The entries below are to be repeated exactly as they stand.
::::::
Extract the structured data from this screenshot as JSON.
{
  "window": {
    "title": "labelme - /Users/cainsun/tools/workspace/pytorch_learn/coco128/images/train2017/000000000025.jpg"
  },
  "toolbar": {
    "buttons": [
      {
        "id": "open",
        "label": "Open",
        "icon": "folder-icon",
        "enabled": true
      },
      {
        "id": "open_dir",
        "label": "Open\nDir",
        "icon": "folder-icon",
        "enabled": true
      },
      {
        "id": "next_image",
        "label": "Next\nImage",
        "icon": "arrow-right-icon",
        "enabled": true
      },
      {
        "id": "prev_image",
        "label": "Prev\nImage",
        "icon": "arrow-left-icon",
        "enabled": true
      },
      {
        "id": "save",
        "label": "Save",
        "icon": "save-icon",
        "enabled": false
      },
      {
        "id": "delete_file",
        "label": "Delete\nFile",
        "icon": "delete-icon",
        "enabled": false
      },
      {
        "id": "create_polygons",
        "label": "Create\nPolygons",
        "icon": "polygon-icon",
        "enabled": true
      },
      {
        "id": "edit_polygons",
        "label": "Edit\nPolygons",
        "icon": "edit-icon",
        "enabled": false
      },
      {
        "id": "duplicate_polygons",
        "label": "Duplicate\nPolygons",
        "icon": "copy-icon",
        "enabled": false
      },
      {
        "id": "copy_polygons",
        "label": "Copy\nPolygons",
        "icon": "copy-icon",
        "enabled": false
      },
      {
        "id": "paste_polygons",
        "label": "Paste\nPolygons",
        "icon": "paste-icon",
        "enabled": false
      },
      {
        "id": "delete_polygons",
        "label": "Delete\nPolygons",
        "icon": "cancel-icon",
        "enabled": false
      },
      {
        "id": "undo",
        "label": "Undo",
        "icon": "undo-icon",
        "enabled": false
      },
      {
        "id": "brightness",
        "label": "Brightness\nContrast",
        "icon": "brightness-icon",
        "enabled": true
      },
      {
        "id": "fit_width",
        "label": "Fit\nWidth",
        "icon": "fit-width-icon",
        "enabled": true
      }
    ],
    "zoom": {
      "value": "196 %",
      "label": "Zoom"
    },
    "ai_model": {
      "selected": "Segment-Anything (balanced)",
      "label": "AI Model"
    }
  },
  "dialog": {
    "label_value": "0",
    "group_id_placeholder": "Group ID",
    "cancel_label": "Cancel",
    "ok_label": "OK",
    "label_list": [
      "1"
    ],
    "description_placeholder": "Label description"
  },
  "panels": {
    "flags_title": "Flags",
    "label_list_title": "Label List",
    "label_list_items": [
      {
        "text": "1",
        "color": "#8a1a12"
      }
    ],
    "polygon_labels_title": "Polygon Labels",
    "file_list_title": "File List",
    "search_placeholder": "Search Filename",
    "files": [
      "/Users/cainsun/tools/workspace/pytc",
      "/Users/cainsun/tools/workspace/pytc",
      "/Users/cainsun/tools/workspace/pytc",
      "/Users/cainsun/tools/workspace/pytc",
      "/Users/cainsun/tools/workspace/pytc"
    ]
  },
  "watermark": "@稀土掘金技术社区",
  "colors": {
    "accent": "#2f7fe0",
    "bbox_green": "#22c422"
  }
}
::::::
▶ **Reply to the task**:
Extract the structured data from this screenshot as JSON.
{
  "window": {
    "title": "labelme - /Users/cainsun/tools/workspace/pytorch_learn/coco128/images/train2017/000000000025.jpg"
  },
  "toolbar": {
    "buttons": [
      {
        "id": "open",
        "label": "Open",
        "icon": "folder-icon",
        "enabled": true
      },
      {
        "id": "open_dir",
        "label": "Open\nDir",
        "icon": "folder-icon",
        "enabled": true
      },
      {
        "id": "next_image",
        "label": "Next\nImage",
        "icon": "arrow-right-icon",
        "enabled": true
      },
      {
        "id": "prev_image",
        "label": "Prev\nImage",
        "icon": "arrow-left-icon",
        "enabled": true
      },
      {
        "id": "save",
        "label": "Save",
        "icon": "save-icon",
        "enabled": false
      },
      {
        "id": "delete_file",
        "label": "Delete\nFile",
        "icon": "delete-icon",
        "enabled": false
      },
      {
        "id": "create_polygons",
        "label": "Create\nPolygons",
        "icon": "polygon-icon",
        "enabled": true
      },
      {
        "id": "edit_polygons",
        "label": "Edit\nPolygons",
        "icon": "edit-icon",
        "enabled": false
      },
      {
        "id": "duplicate_polygons",
        "label": "Duplicate\nPolygons",
        "icon": "copy-icon",
        "enabled": false
      },
      {
        "id": "copy_polygons",
        "label": "Copy\nPolygons",
        "icon": "copy-icon",
        "enabled": false
      },
      {
        "id": "paste_polygons",
        "label": "Paste\nPolygons",
        "icon": "paste-icon",
        "enabled": false
      },
      {
        "id": "delete_polygons",
        "label": "Delete\nPolygons",
        "icon": "cancel-icon",
        "enabled": false
      },
      {
        "id": "undo",
        "label": "Undo",
        "icon": "undo-icon",
        "enabled": false
      },
      {
        "id": "brightness",
        "label": "Brightness\nContrast",
        "icon": "brightness-icon",
        "enabled": true
      },
      {
        "id": "fit_width",
        "label": "Fit\nWidth",
        "icon": "fit-width-icon",
        "enabled": true
      }
    ],
    "zoom": {
      "value": "196 %",
      "label": "Zoom"
    },
    "ai_model": {
      "selected": "Segment-Anything (balanced)",
      "label": "AI Model"
    }
  },
  "dialog": {
    "label_value": "0",
    "group_id_placeholder": "Group ID",
    "cancel_label": "Cancel",
    "ok_label": "OK",
    "label_list": [
      "1"
    ],
    "description_placeholder": "Label description"
  },
  "panels": {
    "flags_title": "Flags",
    "label_list_title": "Label List",
    "label_list_items": [
      {
        "text": "1",
        "color": "#8a1a12"
      }
    ],
    "polygon_labels_title": "Polygon Labels",
    "file_list_title": "File List",
    "search_placeholder": "Search Filename",
    "files": [
      "/Users/cainsun/tools/workspace/pytc",
      "/Users/cainsun/tools/workspace/pytc",
      "/Users/cainsun/tools/workspace/pytc",
      "/Users/cainsun/tools/workspace/pytc",
      "/Users/cainsun/tools/workspace/pytc"
    ]
  },
  "watermark": "@稀土掘金技术社区",
  "colors": {
    "accent": "#2f7fe0",
    "bbox_green": "#22c422"
  }
}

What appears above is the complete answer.